Im not sure what you mean? in any project "I" would use this in would be a 3.7v, 4.5v, 6v or 7.4 volt (the only battery packs I really use in my hobby).. mostly 7.4v Li-Ions.. but others have been used.
I want to light ALL leds if full juice.. and go down on the number of leds lit after that.. (reaching my cut-off/threshold)...which would leave the leds only 1 lit.
"input impedance of 1K5 " just means your meter draws a lot of current - in this 7.4V/1500 = 5mA, could use 4.7K.10K and cut that down to 0.5mA.
7.4 to 470, to 1K to gnd. Junction of 470/1K should be 5.03V if batteries were discharged and down at 3.7V. (7.4*1K)/(.47K + 1K)
Fresh batteries will be more like 8.4V tho, so 5.71V, dropping to ~5V when discharged.
Consider changing your R values to reflect that.
Hi, I have a problem also with a arduino voltmeter/ammeter that is part of a power supply I made.
I have written all the code connected it up and it reads the volts and amps pretty accurately on an lcd.
My problem is when i connect a load to the power supply the voltage drop shown on the lcd is no where near what it reads on a multimeter. ie. if I set the voltage to say 6.00 volts connect a 3.9ohm load the lcd shows 5.8 volts where as the multimeter shows something around 5.00 volts. and doesn't drop much more with bigger loads either.
Does anyone know why this might be?
thought the problem might be electrical but ill attatch the code for you to look at.
but I get about 1.1 amps when i do the maths there so its a little out.
// These constants won't change:
const int analogPin = A4; // pin that the sensor is attached to
const int ledPin = 6; // pin that the LED is attached to
const int threshold = 365; // an arbitrary threshold level that's in the range of the analog input
int analoginput0 = 3; //analoge pin 2
int analoginput1 = 4; //analoge pin 5
float vout1 = 0.0;
float vout2 = 0.0;
int value1 = 0;
int value2 = 0;
float R1 = 5100.0; // !! resistance of R1 !!
float R2 = 2193.0; // !! resistance of R2 !!
float vin1 = 0.0;
float vin2 = 0.0;
// initialize the LED pin as an output:
// initialize serial communications:
// declaration of pin modes
// read the value on analog input
value1 = analogRead(analoginput0); //voltage value
vout1 = (value1 * 4.555)/1023.0;
vin1 = vout1 / (R2/(R1+R2));

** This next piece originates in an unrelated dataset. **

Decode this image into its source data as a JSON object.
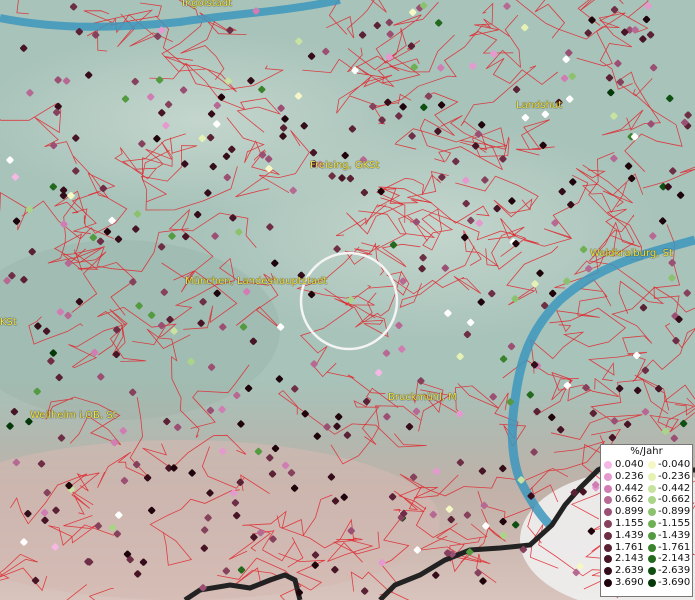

value2 = analogRead(analoginput1); //Amp output
vout2 = (value2 * 4.555)/1023.0; //4.555=voltage threshold (1023=4.555V);
vin2 = vout2*2; //vin2 = value2;
// read the value of the potentiometer:
int analogValue = analogRead(analogPin);
// if the analog value is high enough, sound alarm:
// if (analogValue > threshold)
if (vin2 > 3.2) // Set amp alarm value
digitalWrite; //(ledPin, HIGH); //ledpin for led
The 4.555 is the voltage I got when I measured the analogue input variable power supply and multimeter, so 1023 is reached at roughly 4.555 volts not 5 volts exactly, unless its the multimeter telling me different.
and I think i just added the *2 in there just to make the amps close to what it is ment to be. But yes i got a 0.5 ohm shunt on the ground rail.
Im no coding expert and just improvising where i can.
So I will change out the resistors to be 4.7k & 10k respectively.. and lets me keep the draw form the 'meter' low...
but why @ a stable 7.4v from the PSU am I getting readings of 1023 from +5v - +7.4v??
My guess is that either the resistors you are using are not really 470 ohms and 1K (e.g. the one you think is 1K is actually 10k, or the one you think is 470 ohms is actually 47 ohms), or you are using one of those breadboards that has a break in the middle of the 5v and gnd rails and you haven't taken account of that break (so the 1k resistor is not connected to ground).
Yeh the 4.55 might be a bit low but at the end of the day i have to calibrate it to something and thats the reading i get @ 1023, its really no big deal i can change it to 5 but is less accurate, according to my meter. But its doesn't have anything to do with the voltage drop issue, or lack of it should i say.